Clinton's critics were right. The American people should be able to trust their President and his administration. There should be no need for people like me to go around fact-checking everything the administration says. However, this administration has turned that standard on its head: they have lied so often and so shamelessly about so many things that there's no reason to trust a word they say.

Ironically, most of Clinton's critics (but not all) are now playing ostrich with their heads in the sand, pretending that they have a straight-talkin', principled cowboy running the show. I admit, it's a nice fantasy, folks.

But a fantasy is all it is. And if you don't snap out of it by November 2, you'll miss your chance to put a real adult in charge of things.

6:28 PM

Thursday, September 30, 2004

Bush Campaign Lie #72: Bush Does Not Condone Torture of Suspected Terrorists 

This one's pretty straightforward.

Every June 26 is the United Nations International Day in Support of Victims of Torture. And every June 26, Bush makes a statement condemning torture and voicing his support for the Convention Against Torture and Other Cruel, Inhuman or Degrading Treatment or Punishment.

This year, he concluded his statement by saying:

"The United States will continue to take seriously the need to question terrorists who have information that can save lives. But we will not compromise the rule of law or the values and principles that make us strong. Torture is wrong no matter where it occurs, and the United States will continue to lead the fight to eliminate it everywhere."
What a great rhetorical statement. Bush is determined to be tough on terrorists, but won't stoop to torture.
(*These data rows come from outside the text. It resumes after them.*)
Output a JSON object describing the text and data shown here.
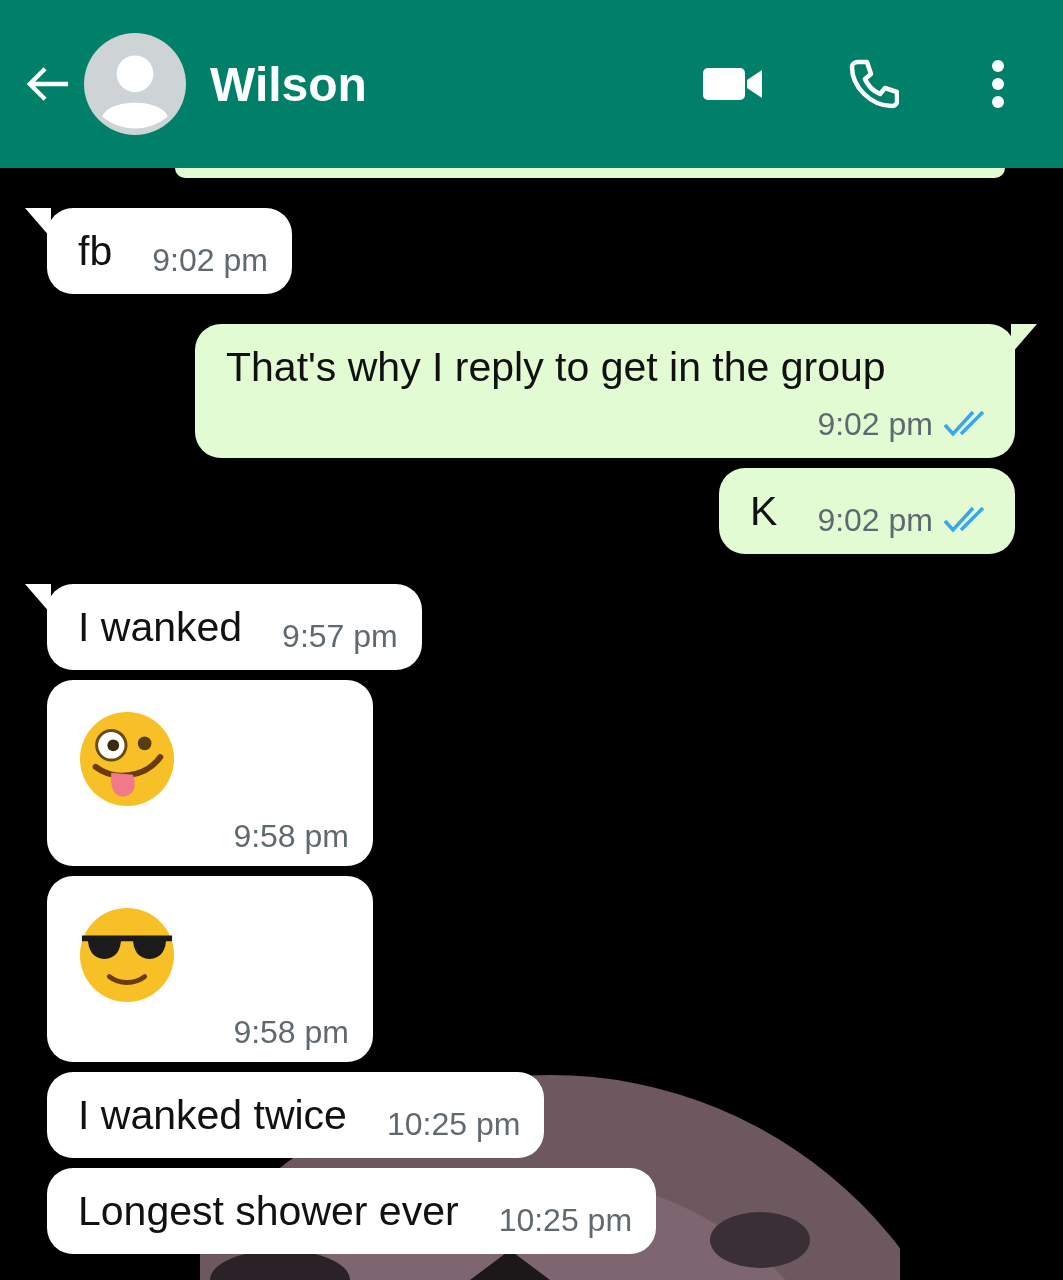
{
  "header": {
    "name": "Wilson"
  },
  "messages": [
    {
      "kind": "cut",
      "outgoing": true
    },
    {
      "kind": "text",
      "outgoing": false,
      "first": true,
      "text": "fb",
      "time": "9:02 pm"
    },
    {
      "kind": "text",
      "outgoing": true,
      "first": true,
      "text": "That's why I reply to get in the group",
      "time": "9:02 pm",
      "read": true
    },
    {
      "kind": "text",
      "outgoing": true,
      "first": false,
      "text": "K",
      "time": "9:02 pm",
      "read": true
    },
    {
      "kind": "text",
      "outgoing": false,
      "first": true,
      "text": "I wanked",
      "time": "9:57 pm"
    },
    {
      "kind": "zany",
      "outgoing": false,
      "first": false,
      "time": "9:58 pm"
    },
    {
      "kind": "shades",
      "outgoing": false,
      "first": false,
      "time": "9:58 pm"
    },
    {
      "kind": "text",
      "outgoing": false,
      "first": false,
      "text": "I wanked twice",
      "time": "10:25 pm"
    },
    {
      "kind": "text",
      "outgoing": false,
      "first": false,
      "text": "Longest shower ever",
      "time": "10:25 pm"
    }
  ]
}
Except that he will. And I'm not talking about Abu Ghraib and the allegations that Bush tacitly approved the conduct there. I'm talking about pending legislation in Congress to allow 'extraordinary rendition' of terrorist suspects, legislation which the administration openly supports.

Current law forbids immigration officials from deporting someone to a country where they are likely to be tortured or abused. But Dennis Hastert has introduced a provision in a bill which would allow the U.S. to send 'suspected terrorists' anywhere we want --- even to a country different from their country of origin:

Under the Hastert bill, U.S. authorities could send an immigrant to any country, regardless of the likelihood of torture or abuse. The measure would shift to the deportee the burden of proving 'by clear and convincing evidence that he or she would be tortured' -- a burden that human rights activists say is impossible to satisfy. It would bar a U.S. court from reviewing the regulations, which would fall under the secretary of homeland security.
Legislation which specifically targets suspected terrorists and deports them without regard to the likelihood that they will be tortured sounds quite a bit like condoning the torture of suspected terrorists.

More cynically, Hastert has added this provision to the bill which would implement the recommendations of the 9/11 commission. So when you hear the Bush campaign and Republicans complaining about Democrats who 'oppose implementing the recommendations of the 9/11 commission', look closer. Those Democrats will really be opposing this torture provision.

And of course, only the most naive Bush supporter would believe that this legislation wouldn't be used explicitly for the purpose of outsourcing the torture of terrorist suspects. Obsidian Wings has a more in-depth explanation about what this bill actually does. It also includes an exhortation to contact your representative and oppose this provision, which I would also ask you to do. If you don't know how to contact your representative, you can find contact info at Project VoteSmart.

2:47 PM